━━━ Data for analysis

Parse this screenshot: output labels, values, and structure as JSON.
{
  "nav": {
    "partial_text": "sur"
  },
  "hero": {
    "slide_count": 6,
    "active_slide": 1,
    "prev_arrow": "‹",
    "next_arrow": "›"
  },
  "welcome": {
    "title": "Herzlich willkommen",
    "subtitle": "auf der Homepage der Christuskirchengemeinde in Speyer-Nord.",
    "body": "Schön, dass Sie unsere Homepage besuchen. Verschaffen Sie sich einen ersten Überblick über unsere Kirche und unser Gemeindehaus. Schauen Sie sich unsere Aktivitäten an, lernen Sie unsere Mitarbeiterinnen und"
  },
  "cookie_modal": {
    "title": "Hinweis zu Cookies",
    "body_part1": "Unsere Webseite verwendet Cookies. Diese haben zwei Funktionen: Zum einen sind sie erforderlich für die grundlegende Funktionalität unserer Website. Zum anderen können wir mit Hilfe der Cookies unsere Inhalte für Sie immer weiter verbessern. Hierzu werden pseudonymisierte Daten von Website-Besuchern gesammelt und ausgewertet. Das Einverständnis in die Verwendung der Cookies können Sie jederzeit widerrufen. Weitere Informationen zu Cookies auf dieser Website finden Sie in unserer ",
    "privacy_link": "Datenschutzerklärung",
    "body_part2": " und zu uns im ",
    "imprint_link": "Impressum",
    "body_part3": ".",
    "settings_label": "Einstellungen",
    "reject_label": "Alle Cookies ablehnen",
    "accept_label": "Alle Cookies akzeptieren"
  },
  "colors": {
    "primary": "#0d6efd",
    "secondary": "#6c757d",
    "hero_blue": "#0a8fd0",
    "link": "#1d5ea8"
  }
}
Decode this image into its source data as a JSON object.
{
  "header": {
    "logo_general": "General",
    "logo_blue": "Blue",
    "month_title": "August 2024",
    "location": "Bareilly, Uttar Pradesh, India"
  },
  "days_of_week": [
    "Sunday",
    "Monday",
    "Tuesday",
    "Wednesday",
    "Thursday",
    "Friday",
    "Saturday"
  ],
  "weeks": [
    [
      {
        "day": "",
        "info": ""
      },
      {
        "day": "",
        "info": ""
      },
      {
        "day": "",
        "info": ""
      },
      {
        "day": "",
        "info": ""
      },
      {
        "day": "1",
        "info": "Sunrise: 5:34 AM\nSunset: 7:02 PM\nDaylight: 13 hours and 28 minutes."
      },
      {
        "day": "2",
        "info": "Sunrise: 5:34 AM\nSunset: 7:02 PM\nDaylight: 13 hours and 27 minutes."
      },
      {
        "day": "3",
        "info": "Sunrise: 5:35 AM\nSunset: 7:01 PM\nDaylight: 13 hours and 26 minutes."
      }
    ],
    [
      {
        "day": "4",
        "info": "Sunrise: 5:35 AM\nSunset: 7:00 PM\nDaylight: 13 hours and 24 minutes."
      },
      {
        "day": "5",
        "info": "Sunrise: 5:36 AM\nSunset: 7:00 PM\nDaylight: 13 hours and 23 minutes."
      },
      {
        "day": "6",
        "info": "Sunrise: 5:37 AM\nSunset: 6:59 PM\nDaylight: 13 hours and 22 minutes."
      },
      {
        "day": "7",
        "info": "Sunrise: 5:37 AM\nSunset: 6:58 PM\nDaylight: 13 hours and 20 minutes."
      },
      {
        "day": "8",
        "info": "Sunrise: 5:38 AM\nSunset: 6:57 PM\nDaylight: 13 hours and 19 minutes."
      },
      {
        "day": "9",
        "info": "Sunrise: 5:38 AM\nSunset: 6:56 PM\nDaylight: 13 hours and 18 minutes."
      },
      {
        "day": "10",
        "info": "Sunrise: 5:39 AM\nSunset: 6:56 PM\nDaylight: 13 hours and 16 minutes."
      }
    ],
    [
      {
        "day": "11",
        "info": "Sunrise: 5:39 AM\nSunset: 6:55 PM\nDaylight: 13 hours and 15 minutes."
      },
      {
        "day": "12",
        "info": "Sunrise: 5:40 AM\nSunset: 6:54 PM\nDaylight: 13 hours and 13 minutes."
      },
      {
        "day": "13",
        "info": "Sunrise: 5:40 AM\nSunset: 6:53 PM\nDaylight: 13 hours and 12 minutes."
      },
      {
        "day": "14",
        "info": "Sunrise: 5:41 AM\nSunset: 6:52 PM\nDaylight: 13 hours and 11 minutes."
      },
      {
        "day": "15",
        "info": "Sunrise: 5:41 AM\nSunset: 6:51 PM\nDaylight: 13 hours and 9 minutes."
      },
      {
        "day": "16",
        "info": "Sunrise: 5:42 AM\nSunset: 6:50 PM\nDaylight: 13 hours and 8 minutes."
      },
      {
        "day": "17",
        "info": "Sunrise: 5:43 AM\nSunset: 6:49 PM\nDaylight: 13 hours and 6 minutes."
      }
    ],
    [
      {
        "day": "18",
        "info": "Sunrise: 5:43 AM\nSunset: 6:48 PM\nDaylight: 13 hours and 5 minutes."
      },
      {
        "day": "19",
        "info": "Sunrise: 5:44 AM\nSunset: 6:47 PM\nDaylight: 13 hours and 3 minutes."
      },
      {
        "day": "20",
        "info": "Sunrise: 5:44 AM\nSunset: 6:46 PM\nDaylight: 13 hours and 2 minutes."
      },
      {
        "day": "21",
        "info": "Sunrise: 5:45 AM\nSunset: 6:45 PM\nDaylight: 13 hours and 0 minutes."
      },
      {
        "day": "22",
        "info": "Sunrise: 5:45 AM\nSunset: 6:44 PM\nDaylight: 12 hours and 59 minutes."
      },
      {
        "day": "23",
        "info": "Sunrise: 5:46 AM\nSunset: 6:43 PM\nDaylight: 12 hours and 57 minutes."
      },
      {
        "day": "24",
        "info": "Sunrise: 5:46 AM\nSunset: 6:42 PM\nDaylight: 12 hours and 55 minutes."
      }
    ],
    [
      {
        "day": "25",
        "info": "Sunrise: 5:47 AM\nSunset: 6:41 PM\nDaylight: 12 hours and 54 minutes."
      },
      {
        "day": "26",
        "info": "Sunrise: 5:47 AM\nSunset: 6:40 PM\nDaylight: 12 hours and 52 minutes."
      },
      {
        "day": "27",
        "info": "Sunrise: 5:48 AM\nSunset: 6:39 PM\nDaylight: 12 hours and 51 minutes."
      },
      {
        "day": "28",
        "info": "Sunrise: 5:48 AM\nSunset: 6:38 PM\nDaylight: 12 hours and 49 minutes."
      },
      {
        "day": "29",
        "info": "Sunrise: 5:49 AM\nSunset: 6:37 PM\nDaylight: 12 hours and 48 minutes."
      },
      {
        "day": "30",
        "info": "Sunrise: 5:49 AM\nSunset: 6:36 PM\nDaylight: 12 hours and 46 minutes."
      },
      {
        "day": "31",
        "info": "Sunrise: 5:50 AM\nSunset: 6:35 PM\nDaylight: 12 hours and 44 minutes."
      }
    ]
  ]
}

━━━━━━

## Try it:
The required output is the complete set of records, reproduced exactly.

## Response:
Parse this screenshot: output labels, values, and structure as JSON.
{
  "nav": {
    "partial_text": "sur"
  },
  "hero": {
    "slide_count": 6,
    "active_slide": 1,
    "prev_arrow": "‹",
    "next_arrow": "›"
  },
  "welcome": {
    "title": "Herzlich willkommen",
    "subtitle": "auf der Homepage der Christuskirchengemeinde in Speyer-Nord.",
    "body": "Schön, dass Sie unsere Homepage besuchen. Verschaffen Sie sich einen ersten Überblick über unsere Kirche und unser Gemeindehaus. Schauen Sie sich unsere Aktivitäten an, lernen Sie unsere Mitarbeiterinnen und"
  },
  "cookie_modal": {
    "title": "Hinweis zu Cookies",
    "body_part1": "Unsere Webseite verwendet Cookies. Diese haben zwei Funktionen: Zum einen sind sie erforderlich für die grundlegende Funktionalität unserer Website. Zum anderen können wir mit Hilfe der Cookies unsere Inhalte für Sie immer weiter verbessern. Hierzu werden pseudonymisierte Daten von Website-Besuchern gesammelt und ausgewertet. Das Einverständnis in die Verwendung der Cookies können Sie jederzeit widerrufen. Weitere Informationen zu Cookies auf dieser Website finden Sie in unserer ",
    "privacy_link": "Datenschutzerklärung",
    "body_part2": " und zu uns im ",
    "imprint_link": "Impressum",
    "body_part3": ".",
    "settings_label": "Einstellungen",
    "reject_label": "Alle Cookies ablehnen",
    "accept_label": "Alle Cookies akzeptieren"
  },
  "colors": {
    "primary": "#0d6efd",
    "secondary": "#6c757d",
    "hero_blue": "#0a8fd0",
    "link": "#1d5ea8"
  }
}
Decode this image into its source data as a JSON object.
{
  "header": {
    "logo_general": "General",
    "logo_blue": "Blue",
    "month_title": "August 2024",
    "location": "Bareilly, Uttar Pradesh, India"
  },
  "days_of_week": [
    "Sunday",
    "Monday",
    "Tuesday",
    "Wednesday",
    "Thursday",
    "Friday",
    "Saturday"
  ],
  "weeks": [
    [
      {
        "day": "",
        "info": ""
      },
      {
        "day": "",
        "info": ""
      },
      {
        "day": "",
        "info": ""
      },
      {
        "day": "",
        "info": ""
      },
      {
        "day": "1",
        "info": "Sunrise: 5:34 AM\nSunset: 7:02 PM\nDaylight: 13 hours and 28 minutes."
      },
      {
        "day": "2",
        "info": "Sunrise: 5:34 AM\nSunset: 7:02 PM\nDaylight: 13 hours and 27 minutes."
      },
      {
        "day": "3",
        "info": "Sunrise: 5:35 AM\nSunset: 7:01 PM\nDaylight: 13 hours and 26 minutes."
      }
    ],
    [
      {
        "day": "4",
        "info": "Sunrise: 5:35 AM\nSunset: 7:00 PM\nDaylight: 13 hours and 24 minutes."
      },
      {
        "day": "5",
        "info": "Sunrise: 5:36 AM\nSunset: 7:00 PM\nDaylight: 13 hours and 23 minutes."
      },
      {
        "day": "6",
        "info": "Sunrise: 5:37 AM\nSunset: 6:59 PM\nDaylight: 13 hours and 22 minutes."
      },
      {
        "day": "7",
        "info": "Sunrise: 5:37 AM\nSunset: 6:58 PM\nDaylight: 13 hours and 20 minutes."
      },
      {
        "day": "8",
        "info": "Sunrise: 5:38 AM\nSunset: 6:57 PM\nDaylight: 13 hours and 19 minutes."
      },
      {
        "day": "9",
        "info": "Sunrise: 5:38 AM\nSunset: 6:56 PM\nDaylight: 13 hours and 18 minutes."
      },
      {
        "day": "10",
        "info": "Sunrise: 5:39 AM\nSunset: 6:56 PM\nDaylight: 13 hours and 16 minutes."
      }
    ],
    [
      {
        "day": "11",
        "info": "Sunrise: 5:39 AM\nSunset: 6:55 PM\nDaylight: 13 hours and 15 minutes."
      },
      {
        "day": "12",
        "info": "Sunrise: 5:40 AM\nSunset: 6:54 PM\nDaylight: 13 hours and 13 minutes."
      },
      {
        "day": "13",
        "info": "Sunrise: 5:40 AM\nSunset: 6:53 PM\nDaylight: 13 hours and 12 minutes."
      },
      {
        "day": "14",
        "info": "Sunrise: 5:41 AM\nSunset: 6:52 PM\nDaylight: 13 hours and 11 minutes."
      },
      {
        "day": "15",
        "info": "Sunrise: 5:41 AM\nSunset: 6:51 PM\nDaylight: 13 hours and 9 minutes."
      },
      {
        "day": "16",
        "info": "Sunrise: 5:42 AM\nSunset: 6:50 PM\nDaylight: 13 hours and 8 minutes."
      },
      {
        "day": "17",
        "info": "Sunrise: 5:43 AM\nSunset: 6:49 PM\nDaylight: 13 hours and 6 minutes."
      }
    ],
    [
      {
        "day": "18",
        "info": "Sunrise: 5:43 AM\nSunset: 6:48 PM\nDaylight: 13 hours and 5 minutes."
      },
      {
        "day": "19",
        "info": "Sunrise: 5:44 AM\nSunset: 6:47 PM\nDaylight: 13 hours and 3 minutes."
      },
      {
        "day": "20",
        "info": "Sunrise: 5:44 AM\nSunset: 6:46 PM\nDaylight: 13 hours and 2 minutes."
      },
      {
        "day": "21",
        "info": "Sunrise: 5:45 AM\nSunset: 6:45 PM\nDaylight: 13 hours and 0 minutes."
      },
      {
        "day": "22",
        "info": "Sunrise: 5:45 AM\nSunset: 6:44 PM\nDaylight: 12 hours and 59 minutes."
      },
      {
        "day": "23",
        "info": "Sunrise: 5:46 AM\nSunset: 6:43 PM\nDaylight: 12 hours and 57 minutes."
      },
      {
        "day": "24",
        "info": "Sunrise: 5:46 AM\nSunset: 6:42 PM\nDaylight: 12 hours and 55 minutes."
      }
    ],
    [
      {
        "day": "25",
        "info": "Sunrise: 5:47 AM\nSunset: 6:41 PM\nDaylight: 12 hours and 54 minutes."
      },
      {
        "day": "26",
        "info": "Sunrise: 5:47 AM\nSunset: 6:40 PM\nDaylight: 12 hours and 52 minutes."
      },
      {
        "day": "27",
        "info": "Sunrise: 5:48 AM\nSunset: 6:39 PM\nDaylight: 12 hours and 51 minutes."
      },
      {
        "day": "28",
        "info": "Sunrise: 5:48 AM\nSunset: 6:38 PM\nDaylight: 12 hours and 49 minutes."
      },
      {
        "day": "29",
        "info": "Sunrise: 5:49 AM\nSunset: 6:37 PM\nDaylight: 12 hours and 48 minutes."
      },
      {
        "day": "30",
        "info": "Sunrise: 5:49 AM\nSunset: 6:36 PM\nDaylight: 12 hours and 46 minutes."
      },
      {
        "day": "31",
        "info": "Sunrise: 5:50 AM\nSunset: 6:35 PM\nDaylight: 12 hours and 44 minutes."
      }
    ]
  ]
}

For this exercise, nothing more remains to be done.